- Task requirements
The required answer is each line in the entries below where "data" occurs.

- Task material
————————
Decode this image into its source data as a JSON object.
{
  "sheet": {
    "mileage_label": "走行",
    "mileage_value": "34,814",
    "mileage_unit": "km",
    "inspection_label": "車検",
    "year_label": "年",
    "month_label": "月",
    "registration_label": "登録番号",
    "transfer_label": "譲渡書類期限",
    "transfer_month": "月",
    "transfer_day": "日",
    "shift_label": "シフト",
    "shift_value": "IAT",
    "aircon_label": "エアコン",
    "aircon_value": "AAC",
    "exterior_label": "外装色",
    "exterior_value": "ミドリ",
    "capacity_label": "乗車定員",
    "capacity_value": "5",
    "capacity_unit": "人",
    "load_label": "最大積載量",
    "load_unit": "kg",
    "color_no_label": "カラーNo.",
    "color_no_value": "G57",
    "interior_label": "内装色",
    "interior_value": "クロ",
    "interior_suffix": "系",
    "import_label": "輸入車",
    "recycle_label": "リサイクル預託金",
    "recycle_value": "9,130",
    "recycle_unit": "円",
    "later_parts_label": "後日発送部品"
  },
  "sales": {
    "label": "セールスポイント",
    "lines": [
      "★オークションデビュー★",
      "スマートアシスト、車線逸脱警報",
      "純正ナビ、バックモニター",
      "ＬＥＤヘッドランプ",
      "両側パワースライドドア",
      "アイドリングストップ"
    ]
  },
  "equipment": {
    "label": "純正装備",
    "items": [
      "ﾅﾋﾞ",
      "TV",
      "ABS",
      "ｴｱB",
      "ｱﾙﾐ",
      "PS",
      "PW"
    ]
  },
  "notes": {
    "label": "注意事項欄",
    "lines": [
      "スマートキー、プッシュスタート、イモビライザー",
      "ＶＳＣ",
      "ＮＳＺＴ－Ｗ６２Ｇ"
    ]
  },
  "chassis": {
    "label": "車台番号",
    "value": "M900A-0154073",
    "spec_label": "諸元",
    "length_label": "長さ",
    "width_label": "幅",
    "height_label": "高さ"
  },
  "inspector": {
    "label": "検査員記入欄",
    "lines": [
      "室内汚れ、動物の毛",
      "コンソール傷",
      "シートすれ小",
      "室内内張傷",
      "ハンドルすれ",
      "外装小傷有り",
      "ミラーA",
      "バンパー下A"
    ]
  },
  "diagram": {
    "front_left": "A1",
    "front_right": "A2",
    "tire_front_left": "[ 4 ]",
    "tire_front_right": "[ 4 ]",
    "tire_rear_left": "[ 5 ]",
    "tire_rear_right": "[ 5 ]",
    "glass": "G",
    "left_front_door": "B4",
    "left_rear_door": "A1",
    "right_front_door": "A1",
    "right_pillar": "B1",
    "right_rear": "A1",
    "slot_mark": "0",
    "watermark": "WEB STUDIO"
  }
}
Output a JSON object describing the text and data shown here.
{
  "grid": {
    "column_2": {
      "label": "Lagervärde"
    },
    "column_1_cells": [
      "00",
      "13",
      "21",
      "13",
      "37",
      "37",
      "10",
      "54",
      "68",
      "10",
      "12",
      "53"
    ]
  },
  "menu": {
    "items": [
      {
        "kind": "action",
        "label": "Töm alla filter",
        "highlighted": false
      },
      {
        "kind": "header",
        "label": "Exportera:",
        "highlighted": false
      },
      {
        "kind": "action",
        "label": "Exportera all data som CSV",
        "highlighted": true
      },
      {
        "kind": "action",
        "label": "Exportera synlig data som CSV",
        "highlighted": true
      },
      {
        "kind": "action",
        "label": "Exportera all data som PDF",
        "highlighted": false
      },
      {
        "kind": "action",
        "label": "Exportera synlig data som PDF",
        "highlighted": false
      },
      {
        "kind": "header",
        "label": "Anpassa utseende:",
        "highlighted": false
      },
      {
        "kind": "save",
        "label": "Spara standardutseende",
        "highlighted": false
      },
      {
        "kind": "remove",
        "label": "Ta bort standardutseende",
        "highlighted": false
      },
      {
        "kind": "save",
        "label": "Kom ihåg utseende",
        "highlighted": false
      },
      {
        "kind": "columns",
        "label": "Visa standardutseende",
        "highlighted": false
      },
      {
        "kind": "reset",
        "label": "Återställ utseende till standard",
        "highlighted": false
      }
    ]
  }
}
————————
- Exercise response
Decode this image into its source data as a JSON object.
Output a JSON object describing the text and data shown here.
        "label": "Exportera all data som CSV",
        "label": "Exportera synlig data som CSV",
        "label": "Exportera all data som PDF",
        "label": "Exportera synlig data som PDF",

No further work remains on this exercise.